This stood out to me as a humbling statistic for Amazon. Yes, Amazon is one of the most powerful companies in the world, but on the advertising side, still not nearly as powerful as Google and FB, who have a combined 92.5% of the triopoly market share.

Don’t let your Amazon teams make the same mistake we made in paid search for so many years…avoid last-click attribution

Attribution is about deciding what contribution each touch point made to the final conversion.

In paid media, we’re all finally in or through the process of adopting more nuanced attribution models than last-click.
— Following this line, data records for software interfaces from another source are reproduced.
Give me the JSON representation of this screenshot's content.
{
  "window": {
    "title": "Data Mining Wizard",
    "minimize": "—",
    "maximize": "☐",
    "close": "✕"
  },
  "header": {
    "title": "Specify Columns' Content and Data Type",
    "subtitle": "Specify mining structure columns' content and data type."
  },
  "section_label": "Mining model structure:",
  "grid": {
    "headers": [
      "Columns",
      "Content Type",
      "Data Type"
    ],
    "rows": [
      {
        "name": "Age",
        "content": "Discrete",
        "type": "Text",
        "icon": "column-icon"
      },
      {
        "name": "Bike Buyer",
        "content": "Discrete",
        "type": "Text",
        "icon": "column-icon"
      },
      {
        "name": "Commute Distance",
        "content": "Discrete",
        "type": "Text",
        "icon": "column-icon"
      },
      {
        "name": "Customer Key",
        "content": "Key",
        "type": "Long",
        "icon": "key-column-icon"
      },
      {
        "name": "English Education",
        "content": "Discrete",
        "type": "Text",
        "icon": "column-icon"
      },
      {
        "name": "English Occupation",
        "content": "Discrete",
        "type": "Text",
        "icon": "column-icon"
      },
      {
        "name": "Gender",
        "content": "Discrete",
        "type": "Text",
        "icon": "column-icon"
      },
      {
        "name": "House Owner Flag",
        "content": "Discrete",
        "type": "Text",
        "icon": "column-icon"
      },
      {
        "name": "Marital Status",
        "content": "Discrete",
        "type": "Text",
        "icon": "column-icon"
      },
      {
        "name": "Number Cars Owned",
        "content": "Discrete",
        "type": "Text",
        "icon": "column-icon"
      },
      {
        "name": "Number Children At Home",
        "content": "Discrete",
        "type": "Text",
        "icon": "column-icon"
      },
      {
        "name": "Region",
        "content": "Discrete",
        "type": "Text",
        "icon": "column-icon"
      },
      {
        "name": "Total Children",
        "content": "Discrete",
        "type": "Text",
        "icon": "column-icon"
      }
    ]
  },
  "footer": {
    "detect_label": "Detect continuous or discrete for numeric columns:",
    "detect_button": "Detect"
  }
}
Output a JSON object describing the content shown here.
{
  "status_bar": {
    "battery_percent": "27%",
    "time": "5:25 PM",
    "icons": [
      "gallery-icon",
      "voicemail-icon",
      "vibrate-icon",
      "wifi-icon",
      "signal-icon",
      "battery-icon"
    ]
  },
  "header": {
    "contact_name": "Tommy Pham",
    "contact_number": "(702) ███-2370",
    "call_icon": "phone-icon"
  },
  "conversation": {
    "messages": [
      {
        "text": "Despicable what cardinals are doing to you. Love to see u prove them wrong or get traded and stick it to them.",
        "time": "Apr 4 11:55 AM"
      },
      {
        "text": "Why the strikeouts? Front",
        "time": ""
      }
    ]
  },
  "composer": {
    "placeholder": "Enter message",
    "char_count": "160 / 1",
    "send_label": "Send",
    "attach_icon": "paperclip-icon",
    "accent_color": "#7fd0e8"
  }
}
We know from our own experiences as consumers that people don’t search for a brand out of nowhere and then purchase. There are many marketing touchpoints in a sales cycle and they all deserve some credit for the final purchase.

While this concept has become more popular and tracking more sophisticated, it has also become widely accepted that the default “last-click model”, where 100% of a conversion is attributed to the
last click the user did, does not give a reasonable or just view of the reality behind the user journey.
Among the advanced teams we surveyed, we are looking, however, at a proportion of 55% of respondents who use the “last-click model” for attribution. That means they are exclusively looking at what is happening within the walls of Amazon. As a comparison, when we asked this same question to leading teams in paid search, the proportion for the last-click model was only 14%. We can only conclude that teams on Amazon seem to be working in a silo.

So to me, the big takeaway here is that some companies probably have an Amazon team that operates separately from the paid search and social teams in the marketing department. In those scenarios, the Amazon team probably thinks they’re crushing it, because of all of the sales coming from their Amazon marketing efforts. However, the marketing team that’s generating YouTube brand awareness ads is probably struggling to justify their budget because they’re not seeing the effects their ads have on branded search queries in Amazon, which are driving sales. If you’re a Marketing Director who oversees all of these teams and they’re currently not talking to each other, now is the time to fix that. Get ahead of attribution and learn how all of your channels are driving users to purchase on Amazon.

That wraps up my takeaways from Innovell’s Marketing On Amazon report. Don’t forget that the first 100 marketers to get this report via Hanapin can get it for FREE. Just go here>>

I truly learned a lot from this report and plan to share even more of my takeaways with my team – I recommend you do the same! Amazon is too big for us to ignore, as marketers.